      Stöver, Hanna (University of BedfordshireUniversity of Bedfordshire, 2010-10)

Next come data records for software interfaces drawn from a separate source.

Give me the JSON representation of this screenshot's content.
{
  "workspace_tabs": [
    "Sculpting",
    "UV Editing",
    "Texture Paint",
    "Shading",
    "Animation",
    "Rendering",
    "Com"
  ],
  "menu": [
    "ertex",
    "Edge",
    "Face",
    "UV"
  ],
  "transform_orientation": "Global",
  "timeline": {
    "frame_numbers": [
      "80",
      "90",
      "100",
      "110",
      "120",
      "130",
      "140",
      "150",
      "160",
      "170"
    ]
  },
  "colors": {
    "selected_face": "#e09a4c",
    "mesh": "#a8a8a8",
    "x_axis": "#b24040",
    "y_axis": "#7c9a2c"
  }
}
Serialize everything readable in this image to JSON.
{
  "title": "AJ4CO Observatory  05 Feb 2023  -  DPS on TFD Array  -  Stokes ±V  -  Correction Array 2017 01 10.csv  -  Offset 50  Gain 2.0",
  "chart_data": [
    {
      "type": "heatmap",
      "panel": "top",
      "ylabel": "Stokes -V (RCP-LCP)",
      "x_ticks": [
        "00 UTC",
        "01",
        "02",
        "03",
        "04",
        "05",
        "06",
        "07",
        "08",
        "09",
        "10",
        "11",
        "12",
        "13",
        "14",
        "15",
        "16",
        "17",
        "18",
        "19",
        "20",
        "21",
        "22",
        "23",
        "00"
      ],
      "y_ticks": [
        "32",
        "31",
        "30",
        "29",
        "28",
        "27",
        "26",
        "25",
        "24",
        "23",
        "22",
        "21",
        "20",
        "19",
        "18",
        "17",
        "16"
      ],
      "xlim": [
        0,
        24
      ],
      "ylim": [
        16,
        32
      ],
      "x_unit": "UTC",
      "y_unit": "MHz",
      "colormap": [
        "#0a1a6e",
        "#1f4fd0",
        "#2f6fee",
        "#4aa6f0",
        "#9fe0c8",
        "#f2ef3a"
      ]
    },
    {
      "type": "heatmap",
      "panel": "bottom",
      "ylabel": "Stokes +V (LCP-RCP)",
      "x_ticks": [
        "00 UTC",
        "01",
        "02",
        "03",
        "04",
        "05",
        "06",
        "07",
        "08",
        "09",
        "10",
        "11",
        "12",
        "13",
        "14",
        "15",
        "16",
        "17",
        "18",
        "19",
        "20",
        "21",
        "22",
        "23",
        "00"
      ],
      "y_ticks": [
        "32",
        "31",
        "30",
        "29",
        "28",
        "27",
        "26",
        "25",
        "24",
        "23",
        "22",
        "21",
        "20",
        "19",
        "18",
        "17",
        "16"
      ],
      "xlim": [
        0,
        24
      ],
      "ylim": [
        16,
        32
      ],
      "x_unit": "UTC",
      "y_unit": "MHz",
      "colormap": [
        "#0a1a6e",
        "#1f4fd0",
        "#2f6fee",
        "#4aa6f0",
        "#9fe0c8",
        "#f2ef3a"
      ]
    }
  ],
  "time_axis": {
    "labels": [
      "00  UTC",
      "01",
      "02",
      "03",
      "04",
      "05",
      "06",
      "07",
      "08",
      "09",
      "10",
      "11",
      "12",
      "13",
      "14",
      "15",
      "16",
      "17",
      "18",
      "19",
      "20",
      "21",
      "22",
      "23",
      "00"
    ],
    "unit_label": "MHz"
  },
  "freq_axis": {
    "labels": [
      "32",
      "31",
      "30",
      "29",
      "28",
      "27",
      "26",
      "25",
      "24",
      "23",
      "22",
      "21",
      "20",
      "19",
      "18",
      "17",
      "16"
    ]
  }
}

      This thesis proposes a comprehensive cognitive account of metaphor understanding that combines aspects of Relevance Theory (e.g. Sperber & Wilson 1986/95; Carston 2002) and Cognitive Linguistics, in particular ideas from Conceptual Metaphor Theory (e.g. Lakoff & Johnson 1980; Lakoff 1987; Johnson 1991) and Situated Conceptualization (e.g. Barsalou 1999; 2005). While Relevance Theory accounts for propositional aspects of metaphor understanding, the model proposed here additionally accounts for nonpropositional effects which intuitively make metaphor feel ‗special‘ compared to literal expressions. This is achieved by (a) assuming a further, more basic processing level of imagistic-experiential representations involving mental simulation patterns (Barsalou 1999; 2005) alongside relevance-theoretic inferential processing and (b) assuming processing of the literal meaning of a metaphorical expression at a metarepresentational level, as proposed by Carston (2010). The approach takes Tendahl‘s ‗Hybrid Theory of Metaphor‘ (2006), which also combines cognitive-linguistic with relevance-theoretic ideas, as a starting point. Like Tendahl, it incorporates the notion of conceptual metaphors (Lakoff & Johnson 1980), albeit in a modified form, thus accounting for metaphor in thought. Wilson (2009) suggests that some metaphors originate in language (as previously assumed by Relevance Theory) and others originate in thought (as previously assumed within Cognitive Linguistics). The model proposed here can account for both. Unlike Tendahl, it assumes a modular mental architecture (Sperber 1994), which ensures that the different levels of processing are kept apart. This is because each module handles only its own domain-specific input, here consisting of either propositional or imagistic-experiential representations. The propositional level, which remains the dominant processing route in utterance 3 understanding, as in Relevance Theory, receives some input from the imagistic-experiential level. This is mediated at a metarepresentational level, which turns the imagistic-experiential representations into propositional material to be processed at the inferential level in the understanding of literal expressions. In metaphor understanding, however, the literal meaning is not processed as meaning-constitutive content. As a result, the imagistic-experiential aspects of the literal meaning in question are not processed as propositional input. Rather, they are held at the metarepresentational level and experienced as strong impressions of the kind that only metaphors can communicate.